• What the exercise asks
Emit the data below verbatim, stripping out any pictures.

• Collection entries
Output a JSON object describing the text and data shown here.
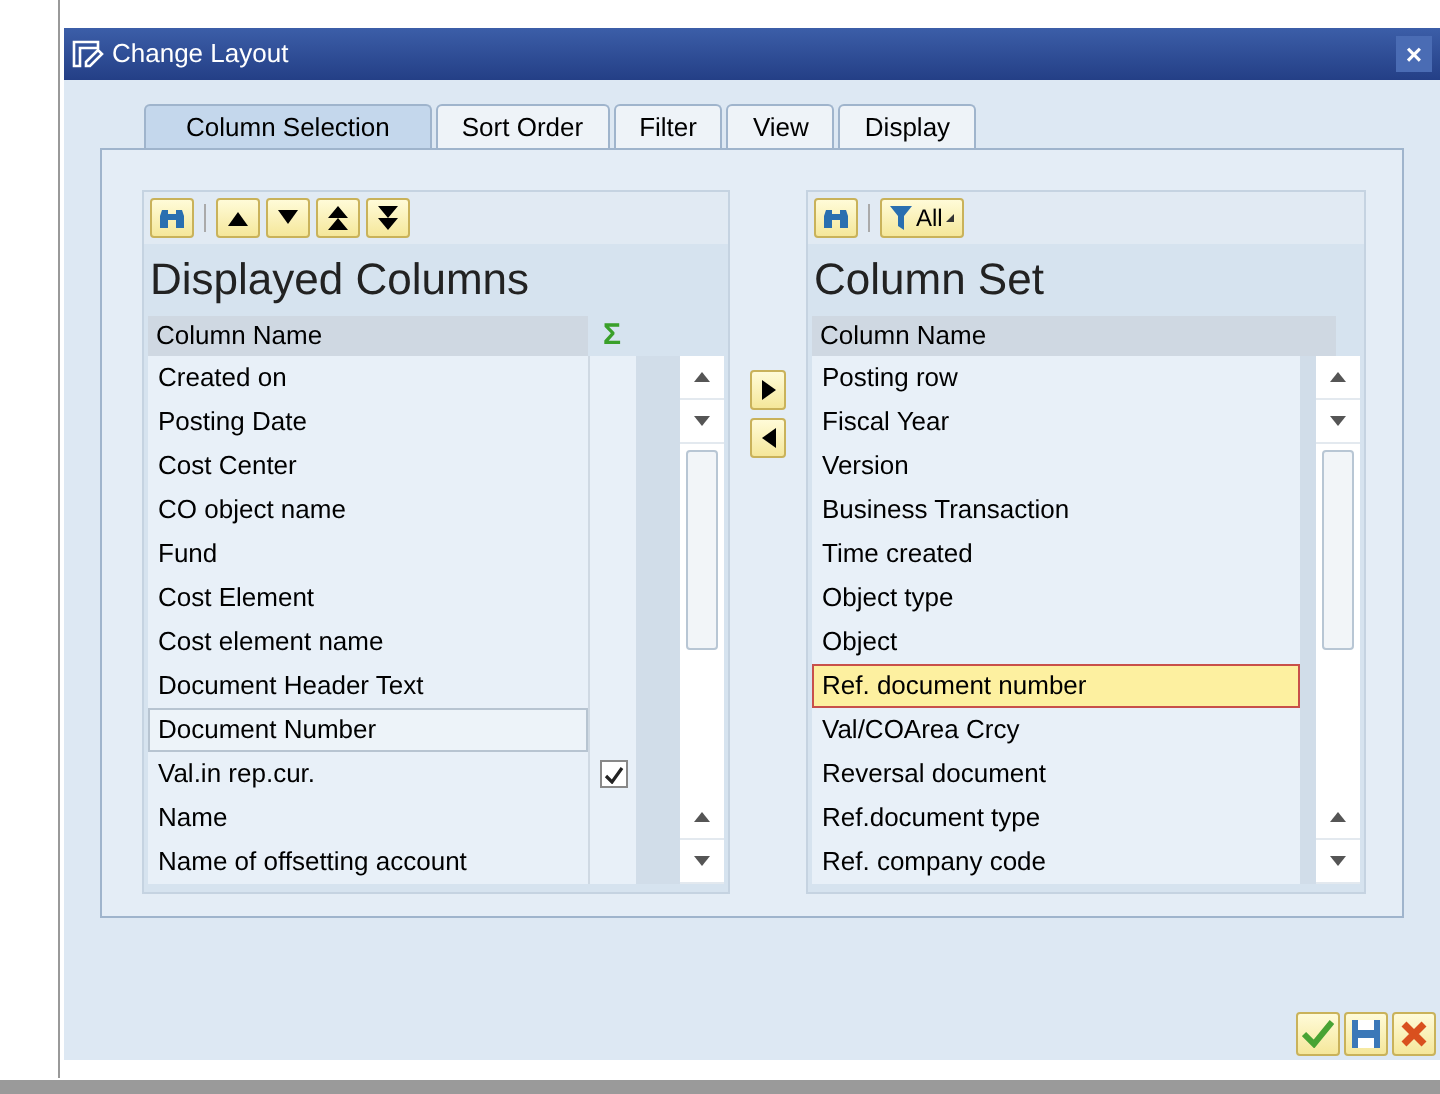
{
  "window": {
    "title": "Change Layout",
    "close": "×"
  },
  "tabs": [
    {
      "label": "Column Selection",
      "selected": true
    },
    {
      "label": "Sort Order",
      "selected": false
    },
    {
      "label": "Filter",
      "selected": false
    },
    {
      "label": "View",
      "selected": false
    },
    {
      "label": "Display",
      "selected": false
    }
  ],
  "displayed_columns": {
    "title": "Displayed Columns",
    "header": "Column Name",
    "sum_header": "Σ",
    "rows": [
      {
        "name": "Created on",
        "focused": false,
        "checked": false
      },
      {
        "name": "Posting Date",
        "focused": false,
        "checked": false
      },
      {
        "name": "Cost Center",
        "focused": false,
        "checked": false
      },
      {
        "name": "CO object name",
        "focused": false,
        "checked": false
      },
      {
        "name": "Fund",
        "focused": false,
        "checked": false
      },
      {
        "name": "Cost Element",
        "focused": false,
        "checked": false
      },
      {
        "name": "Cost element name",
        "focused": false,
        "checked": false
      },
      {
        "name": "Document Header Text",
        "focused": false,
        "checked": false
      },
      {
        "name": "Document Number",
        "focused": true,
        "checked": false
      },
      {
        "name": "Val.in rep.cur.",
        "focused": false,
        "checked": true
      },
      {
        "name": "Name",
        "focused": false,
        "checked": false
      },
      {
        "name": "Name of offsetting account",
        "focused": false,
        "checked": false
      }
    ]
  },
  "column_set": {
    "title": "Column Set",
    "filter_button": "All",
    "header": "Column Name",
    "rows": [
      {
        "name": "Posting row",
        "selected": false
      },
      {
        "name": "Fiscal Year",
        "selected": false
      },
      {
        "name": "Version",
        "selected": false
      },
      {
        "name": "Business Transaction",
        "selected": false
      },
      {
        "name": "Time created",
        "selected": false
      },
      {
        "name": "Object type",
        "selected": false
      },
      {
        "name": "Object",
        "selected": false
      },
      {
        "name": "Ref. document number",
        "selected": true
      },
      {
        "name": "Val/COArea Crcy",
        "selected": false
      },
      {
        "name": "Reversal document",
        "selected": false
      },
      {
        "name": "Ref.document type",
        "selected": false
      },
      {
        "name": "Ref. company code",
        "selected": false
      }
    ]
  }
}
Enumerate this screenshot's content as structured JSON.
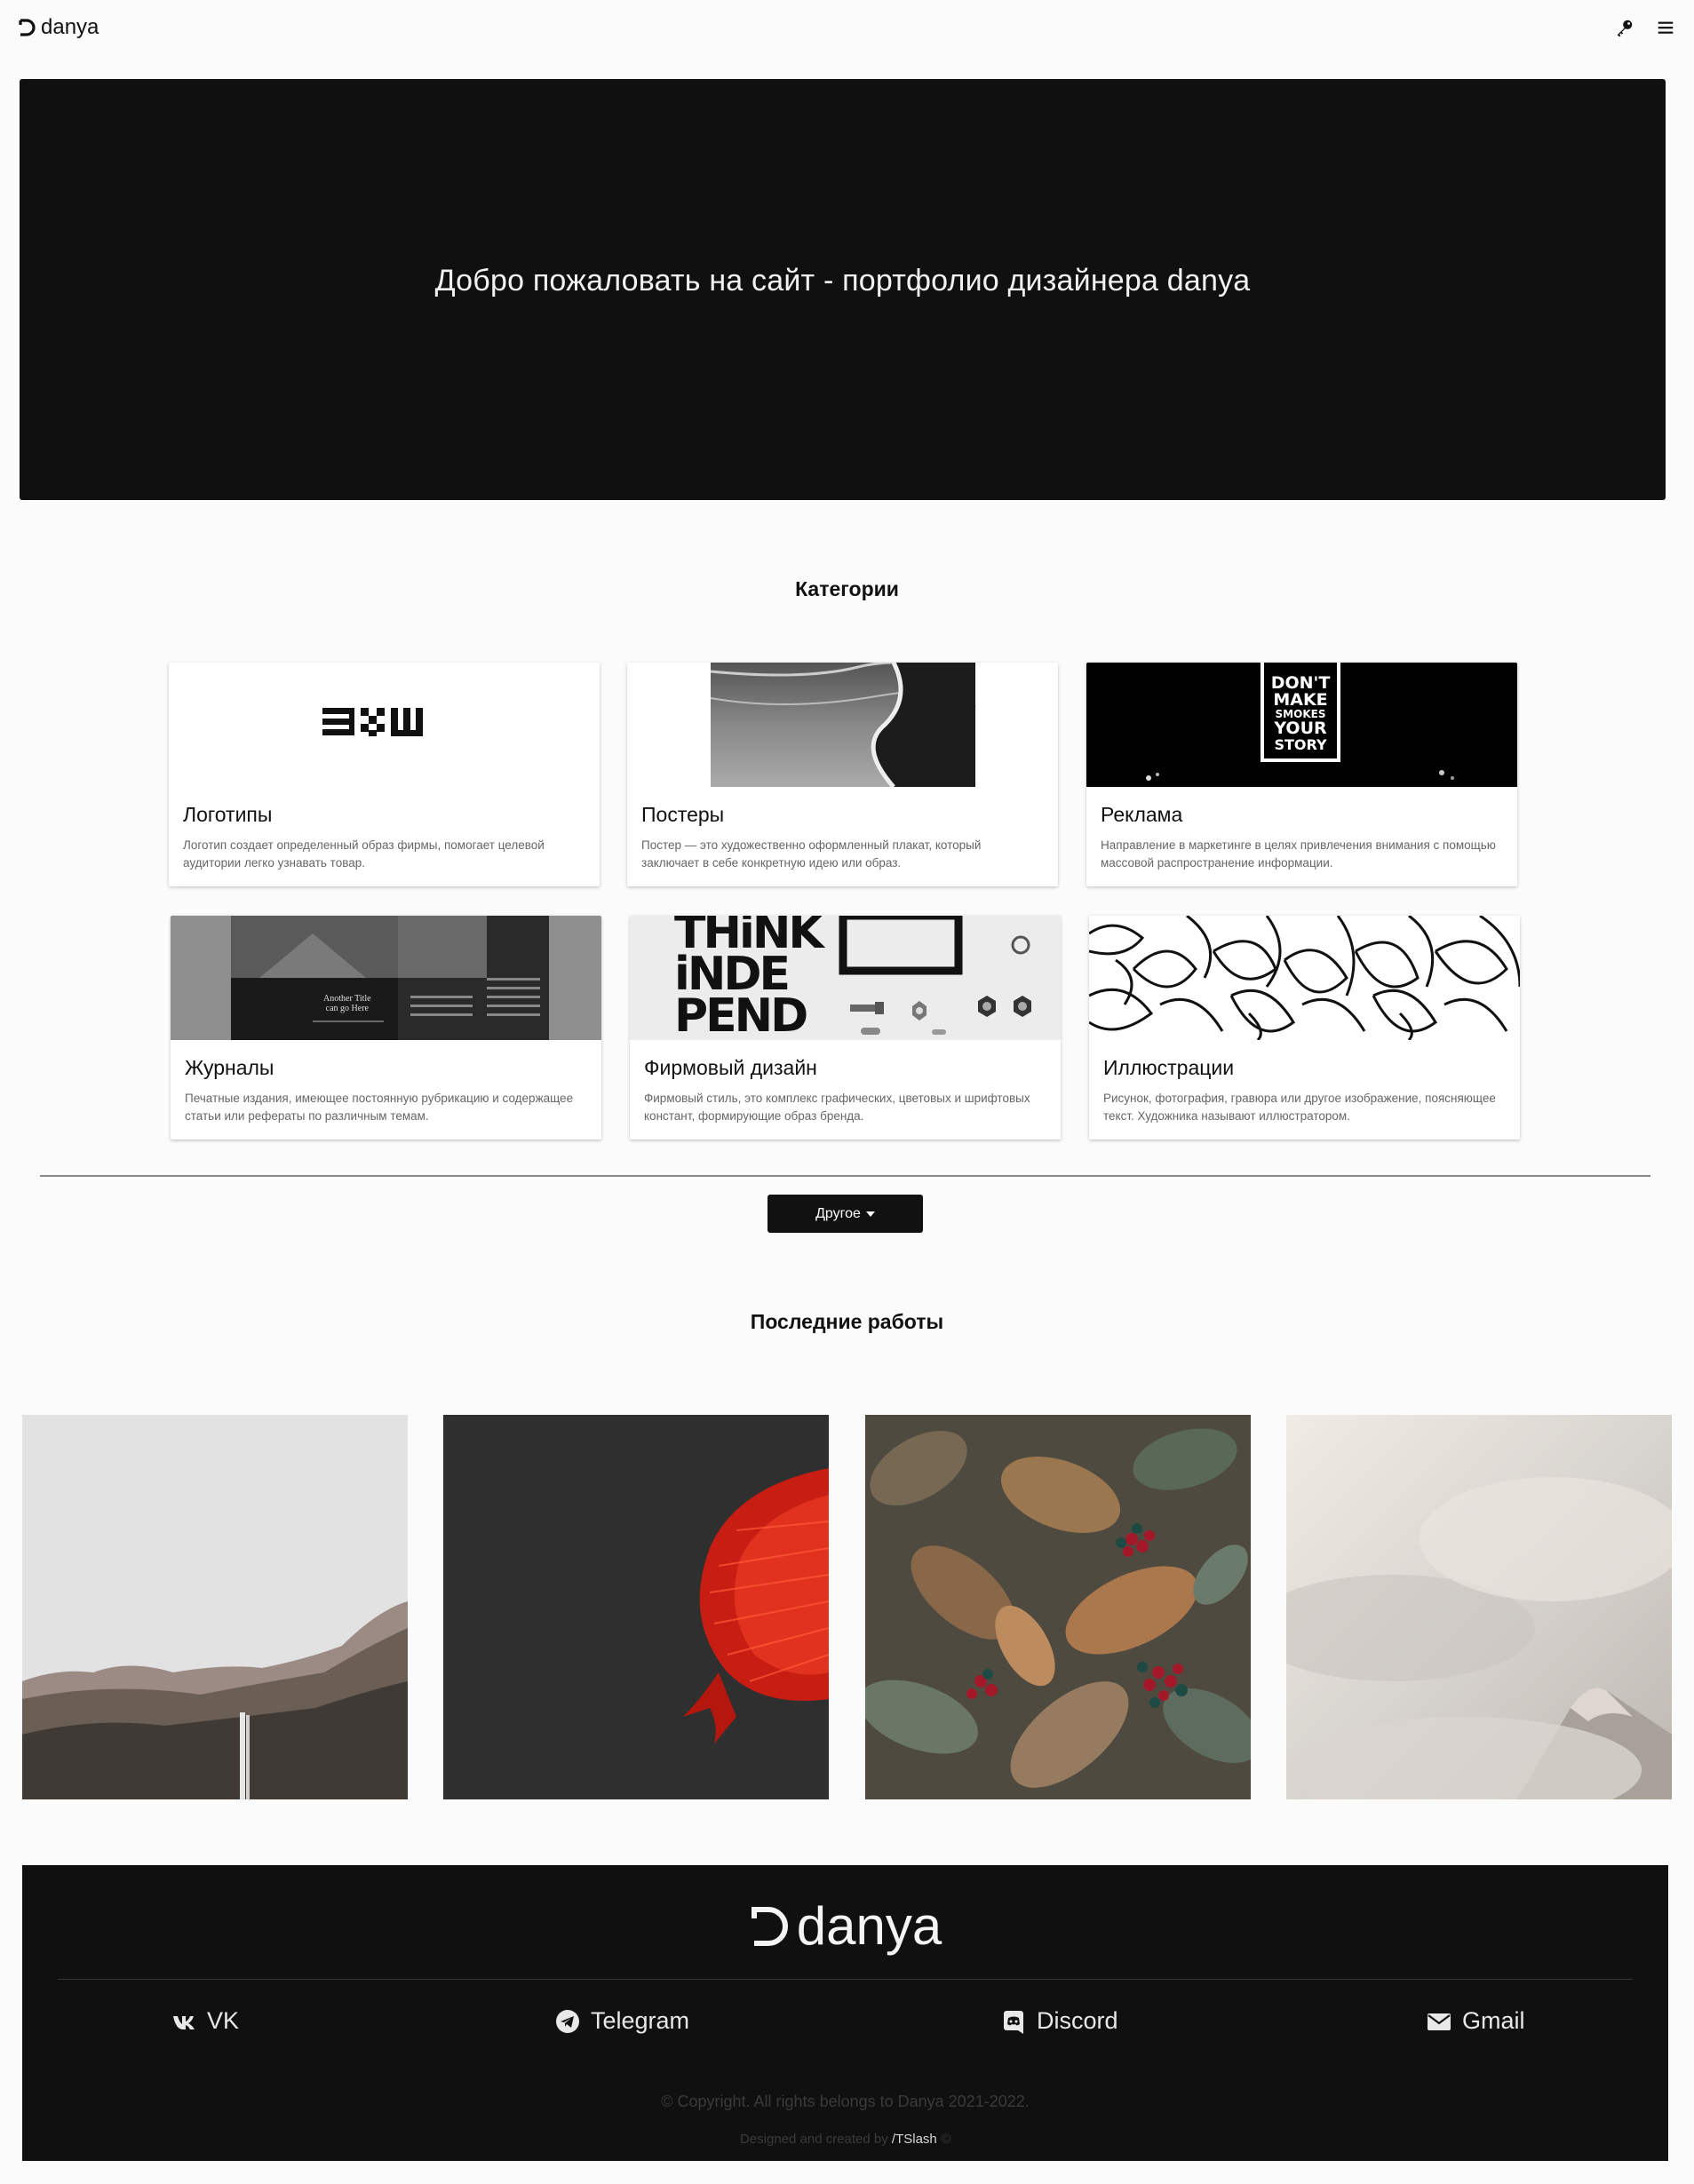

• Result of the exercise
Output a JSON object describing the text and data shown here.
{
  "window": {
    "title": "Change Layout",
    "close": "×"
  },
  "tabs": [
    {
      "label": "Column Selection",
      "selected": true
    },
    {
      "label": "Sort Order",
      "selected": false
    },
    {
      "label": "Filter",
      "selected": false
    },
    {
      "label": "View",
      "selected": false
    },
    {
      "label": "Display",
      "selected": false
    }
  ],
  "displayed_columns": {
    "title": "Displayed Columns",
    "header": "Column Name",
    "sum_header": "Σ",
    "rows": [
      {
        "name": "Created on",
        "focused": false,
        "checked": false
      },
      {
        "name": "Posting Date",
        "focused": false,
        "checked": false
      },
      {
        "name": "Cost Center",
        "focused": false,
        "checked": false
      },
      {
        "name": "CO object name",
        "focused": false,
        "checked": false
      },
      {
        "name": "Fund",
        "focused": false,
        "checked": false
      },
      {
        "name": "Cost Element",
        "focused": false,
        "checked": false
      },
      {
        "name": "Cost element name",
        "focused": false,
        "checked": false
      },
      {
        "name": "Document Header Text",
        "focused": false,
        "checked": false
      },
      {
        "name": "Document Number",
        "focused": true,
        "checked": false
      },
      {
        "name": "Val.in rep.cur.",
        "focused": false,
        "checked": true
      },
      {
        "name": "Name",
        "focused": false,
        "checked": false
      },
      {
        "name": "Name of offsetting account",
        "focused": false,
        "checked": false
      }
    ]
  },
  "column_set": {
    "title": "Column Set",
    "filter_button": "All",
    "header": "Column Name",
    "rows": [
      {
        "name": "Posting row",
        "selected": false
      },
      {
        "name": "Fiscal Year",
        "selected": false
      },
      {
        "name": "Version",
        "selected": false
      },
      {
        "name": "Business Transaction",
        "selected": false
      },
      {
        "name": "Time created",
        "selected": false
      },
      {
        "name": "Object type",
        "selected": false
      },
      {
        "name": "Object",
        "selected": false
      },
      {
        "name": "Ref. document number",
        "selected": true
      },
      {
        "name": "Val/COArea Crcy",
        "selected": false
      },
      {
        "name": "Reversal document",
        "selected": false
      },
      {
        "name": "Ref.document type",
        "selected": false
      },
      {
        "name": "Ref. company code",
        "selected": false
      }
    ]
  }
}
Enumerate this screenshot's content as structured JSON.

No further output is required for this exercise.